I watched a Military Channel doc on Midway a few nights ago, and it made clear that the reason that the US planes who got through the Zero-fighter defenses could wipe out the Japanese carriers so quickly was that the Japanese ships were poorly protected and did not have well-thought-through damage control. (The Japanese were also caught flat-footed at the worst-possible moment -- about to launch an attack, with all their planes, bombs, torpedoes and fuel on deck.)

Politically and intellectually, Bush is like a Japanese aircraft carrier. He's successful when times are good, but when he takes hits, he implodes. He is a poor public salesman as he cannot articulate his ideas in detail or with confidence. He has excellent instincts, generally the right values, and connects with people who want to connect with him. That's quite a lot, but it won't help in a damage-control environment.

But much more fundamentally, Bush simply disdains political argument. I said the following on this discussion thread a long time ago:
"I think (1) both Bush presidents (41 more so than 43 admittedly) have a patrician disdain for argument, seeing it as the equivalent of raising your voice in front of the servants; (2) both Bush presidents (here 43 is worse) are personally inarticulate and have a disdain for ideology and the divisions it necessarily creates ("I'm a uniter, not a divider"); and (3) Dubya thought nothing succeeds like success and victory its own justification and so, at the latest by the time of the arrest of Saddam Hussein, thought the political argument was over."
That point was specifically about Iraq, but everything in it is relevant to the current context. I'd also add that Bush's political training was as Texas governor where the Democrats aren't exactly of the Conyers-Waters-Pelosi school. So he's bred this opinion of himself as not an ideologue. What I fear (actually I more than fear) is that he'll try to salvage his last two years with "bipartisanship," meaning cooperating with Ted Kennedy on an immigration amnesty bill that will make the Democrats the natural-majority-party for the foreseeable future.

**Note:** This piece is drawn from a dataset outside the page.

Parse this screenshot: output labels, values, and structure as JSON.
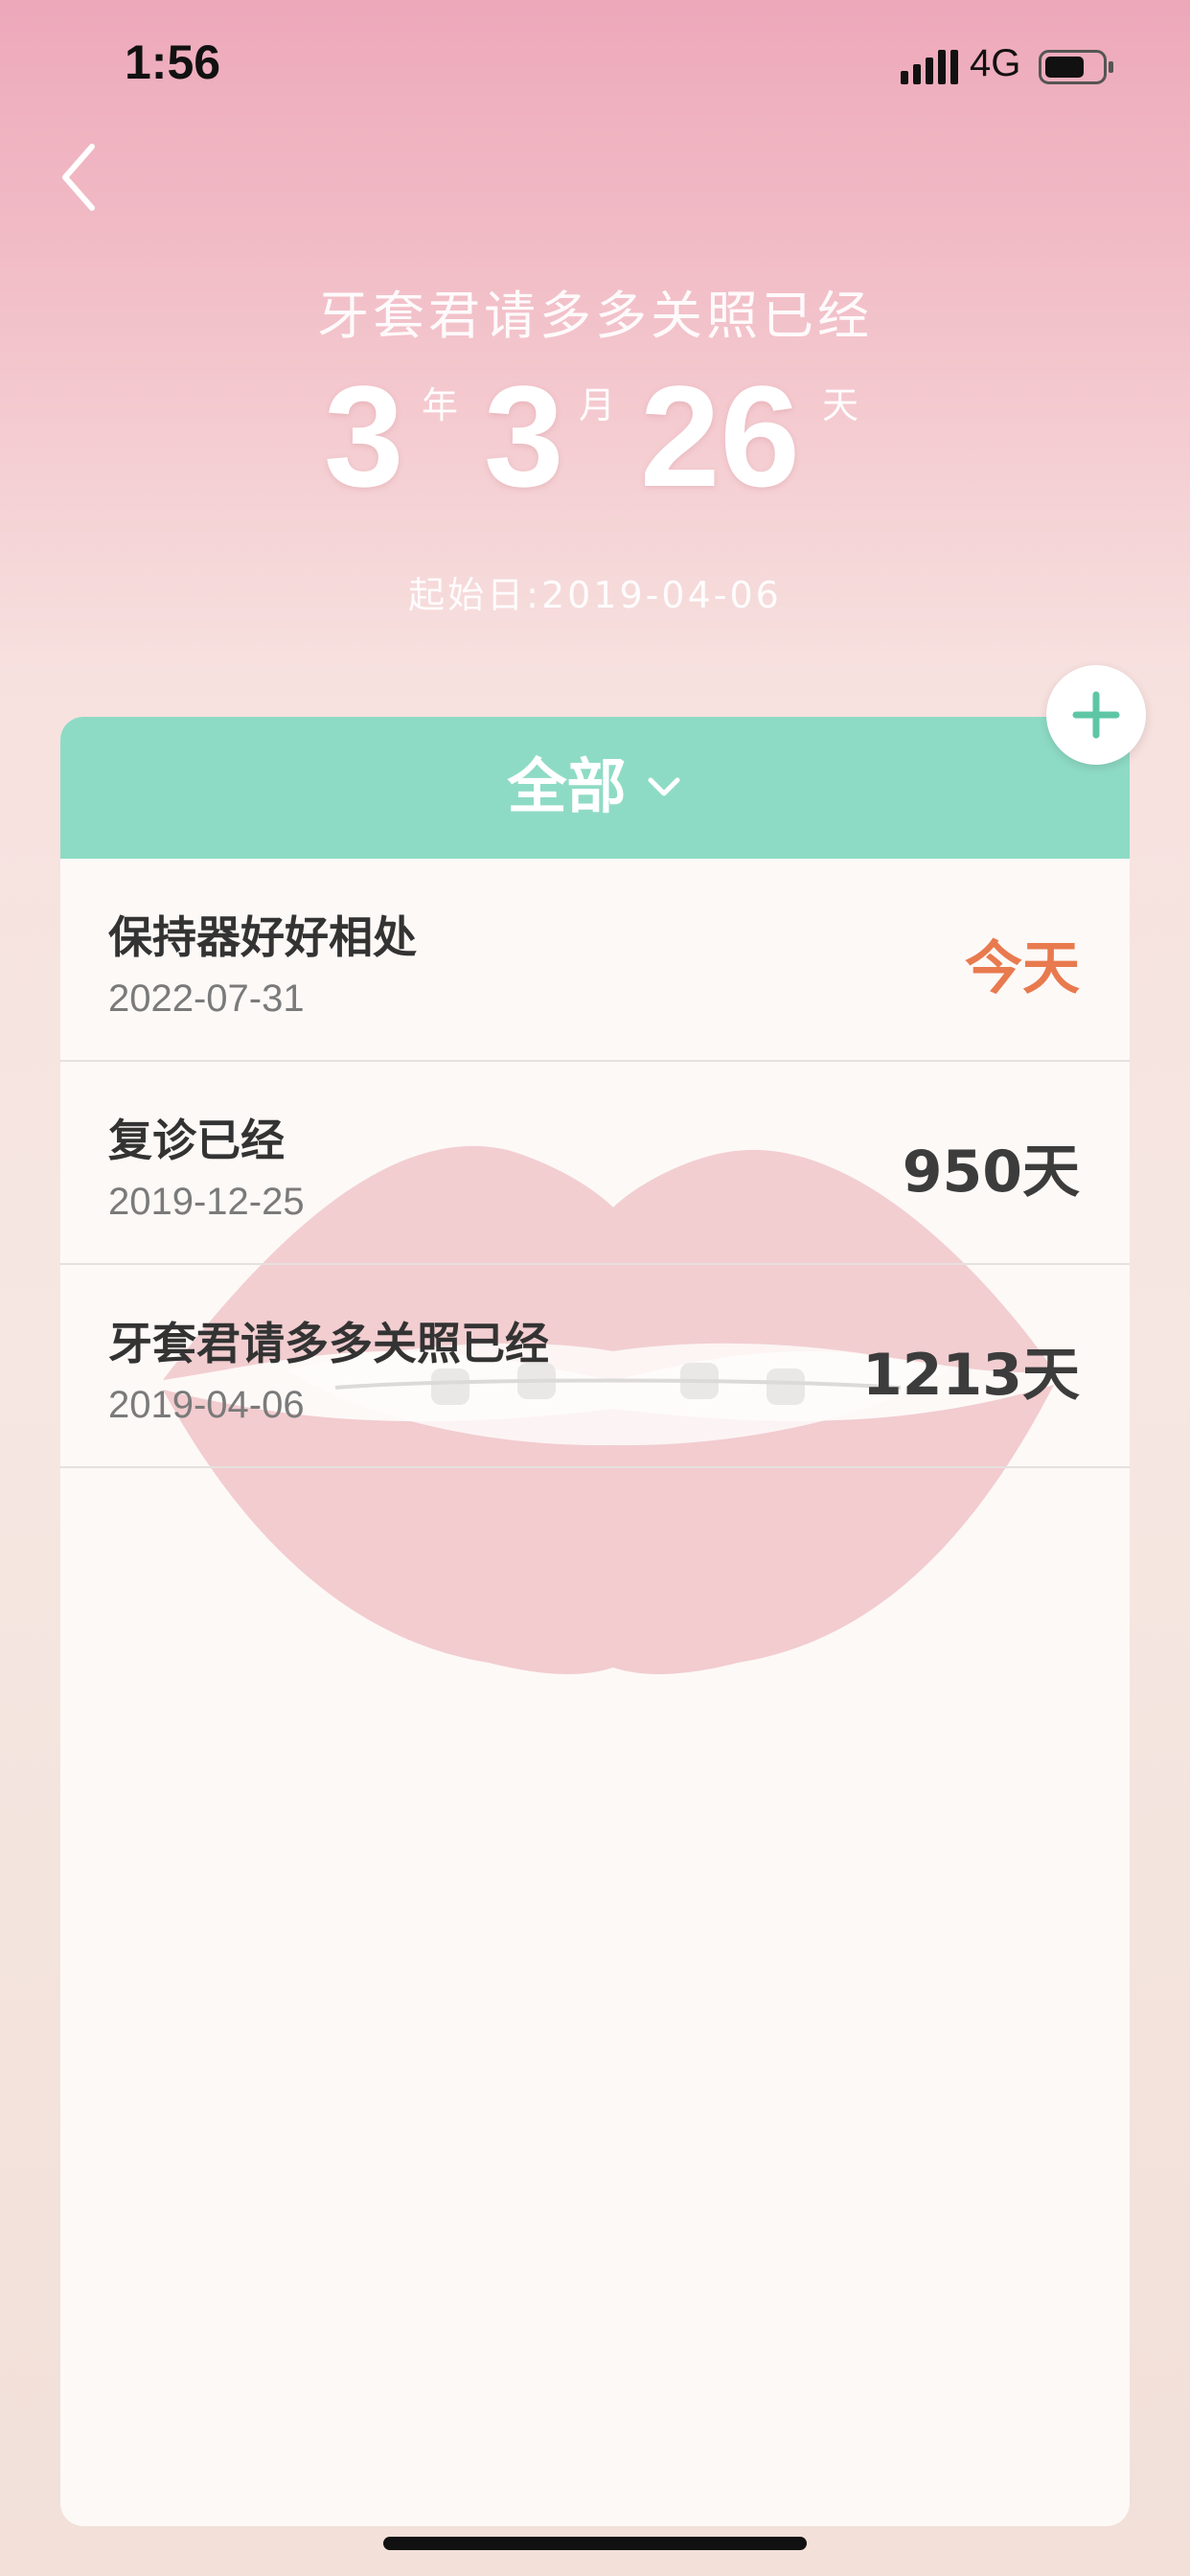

2 comments:

Greg Mockeridge said...

Kristol's article gets my vote for the "No sh@# Sherlock" Award. I think this has been rather obvious for some time Bush doesn't understand that the hard left that controls the Democrat Party are not simply his opposition, but his enemies. He, as well as the rest of the Republican party, has needed to understand this and act accordingly.

This effects not only his political future but our security.

Pauli said...

Yeah, where did this anti-ideology ideology originate anyway? It's one thing for the MSM and the anti-war left to pretend they don't have an ideology, that they're "for the people" and all that tripe, but whenever I see Bush wanting to "end the partisan bickering", I always think "dude, can't you see that's a battle best left for the Ghandis of the world?" He seems to be making a false equivalence between the conservatives talking sense and the destructive nonsense of the left. I say have a big stick policy on the domestic front, use the power of the Presidency, pardon Libby, etc., but man, I'm not holding my breath either.